Any patient of a participating doctor or member of a participating health insurance plan who does not want their health information accessible through the exchange can choose to opt out and not have their data shared through Cal INDEX.
Cal INDEX’s unique model — a privately-funded and operated HIE network that is designed to serve as a public utility for all health care stakeholders throughout the state — may have been influenced by past efforts to achieve statewide HIE in California. These included Cal RHIO, an early effort to create a statewide utility-model HIE network throughout the state that folded when the state chose Cal eConnect to serve as the “State Designated Entity” to develop a statewide HIE network using HITECH’s State HIE Grant Cooperative Agreement Program funding.
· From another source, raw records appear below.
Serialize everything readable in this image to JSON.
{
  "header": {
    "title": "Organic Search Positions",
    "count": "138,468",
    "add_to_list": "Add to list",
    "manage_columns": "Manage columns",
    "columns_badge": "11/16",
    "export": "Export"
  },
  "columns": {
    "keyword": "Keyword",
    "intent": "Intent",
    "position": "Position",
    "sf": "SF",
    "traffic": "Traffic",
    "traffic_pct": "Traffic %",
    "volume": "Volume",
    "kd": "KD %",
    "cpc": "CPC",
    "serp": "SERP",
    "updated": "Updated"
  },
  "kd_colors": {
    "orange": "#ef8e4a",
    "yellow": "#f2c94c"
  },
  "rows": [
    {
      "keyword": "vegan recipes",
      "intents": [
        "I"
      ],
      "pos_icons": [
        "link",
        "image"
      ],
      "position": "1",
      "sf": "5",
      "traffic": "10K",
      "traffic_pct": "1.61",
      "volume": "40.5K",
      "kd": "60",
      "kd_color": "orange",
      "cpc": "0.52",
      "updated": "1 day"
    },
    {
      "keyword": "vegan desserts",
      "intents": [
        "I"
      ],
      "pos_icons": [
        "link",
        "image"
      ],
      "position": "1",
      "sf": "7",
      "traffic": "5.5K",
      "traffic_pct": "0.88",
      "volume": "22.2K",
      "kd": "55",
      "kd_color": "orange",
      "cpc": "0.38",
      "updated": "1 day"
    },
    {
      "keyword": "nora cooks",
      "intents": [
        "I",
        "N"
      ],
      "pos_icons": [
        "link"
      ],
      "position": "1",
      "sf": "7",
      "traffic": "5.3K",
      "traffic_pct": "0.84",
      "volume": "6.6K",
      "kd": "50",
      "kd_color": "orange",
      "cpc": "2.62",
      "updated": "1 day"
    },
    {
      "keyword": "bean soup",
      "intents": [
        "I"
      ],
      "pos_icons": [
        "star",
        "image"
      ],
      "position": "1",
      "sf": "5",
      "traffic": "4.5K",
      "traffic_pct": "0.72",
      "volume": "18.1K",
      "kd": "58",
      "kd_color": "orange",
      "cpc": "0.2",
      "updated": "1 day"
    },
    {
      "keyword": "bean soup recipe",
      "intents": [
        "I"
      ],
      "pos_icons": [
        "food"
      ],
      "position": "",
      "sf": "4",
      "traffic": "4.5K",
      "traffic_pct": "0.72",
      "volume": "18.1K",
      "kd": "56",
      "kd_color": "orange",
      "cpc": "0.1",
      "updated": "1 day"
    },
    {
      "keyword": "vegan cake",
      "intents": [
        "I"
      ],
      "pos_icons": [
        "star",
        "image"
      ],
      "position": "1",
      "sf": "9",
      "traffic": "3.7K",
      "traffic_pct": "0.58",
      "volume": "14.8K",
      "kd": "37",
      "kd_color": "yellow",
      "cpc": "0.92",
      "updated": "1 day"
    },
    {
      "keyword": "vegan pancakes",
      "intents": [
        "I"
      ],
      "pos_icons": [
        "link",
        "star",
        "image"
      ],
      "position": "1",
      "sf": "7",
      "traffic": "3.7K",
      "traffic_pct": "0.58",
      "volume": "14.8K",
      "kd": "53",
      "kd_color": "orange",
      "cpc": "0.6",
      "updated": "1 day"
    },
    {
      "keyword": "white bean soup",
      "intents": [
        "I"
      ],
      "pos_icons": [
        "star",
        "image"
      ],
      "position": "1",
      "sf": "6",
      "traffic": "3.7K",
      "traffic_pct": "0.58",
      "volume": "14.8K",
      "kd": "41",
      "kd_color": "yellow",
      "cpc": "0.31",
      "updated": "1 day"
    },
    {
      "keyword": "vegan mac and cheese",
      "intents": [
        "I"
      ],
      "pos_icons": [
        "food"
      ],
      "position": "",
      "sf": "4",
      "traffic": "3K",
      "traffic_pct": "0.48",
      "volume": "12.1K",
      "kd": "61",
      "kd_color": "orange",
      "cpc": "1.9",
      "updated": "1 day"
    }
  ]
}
Cal eConnect shuttered after two years without connecting the state’s various local and regional HIEs into an interoperable statewide network.
While these efforts failed, another effort to knit together the many existing regional and enterprise HIE efforts in California is proceeding on a track parallel to Cal INDEX. That effort is being led by the California Association of Health Information Exchanges (CAHIE), a statewide group of community and enterprise health information organizations working together to advance HIE throughout California.
CAHIE has developed a working California version of the federal Data Use and Reciprocal Support Agreement (called the CalDURSA) and has created the California Trusted Exchange Network (CTEN), a set of common policies, processes and lightweight technologies designed to enable disparate HIEs throughout California to share information according to agreed-upon standards and policies. Cal INDEX is basing its standard documents in part on the Cal DURSA model.
Meaningful Use & HIE
HITECH requires that ONC and CMS, in implementing the Medicare and Medicaid EHR Incentive Program, focus on HIE to improve individual and population health. However, the HIE requirements in Stage 1 of the meaningful use program were minimal. While the HIE requirements in Stage 2 were more robust, health care providers are having difficulty meeting Stage 2’s two HIE-related goals (i.e., (i) supporting transitions in care; and (ii) implementing data sharing with patients through secure portals and email).
Therefore, while funding for meaningful use still is available, the program is unlikely to serve as a significant driver of interoperability. Five years after the enactment of HITECH, electronic HIE remains at the beginning of what promises to be a long evolutionary process. Large-scale HIE experiments like the SHIN-NY and Cal INDEX will play an important role in defining the future landscape of electronic HIE and health care at large.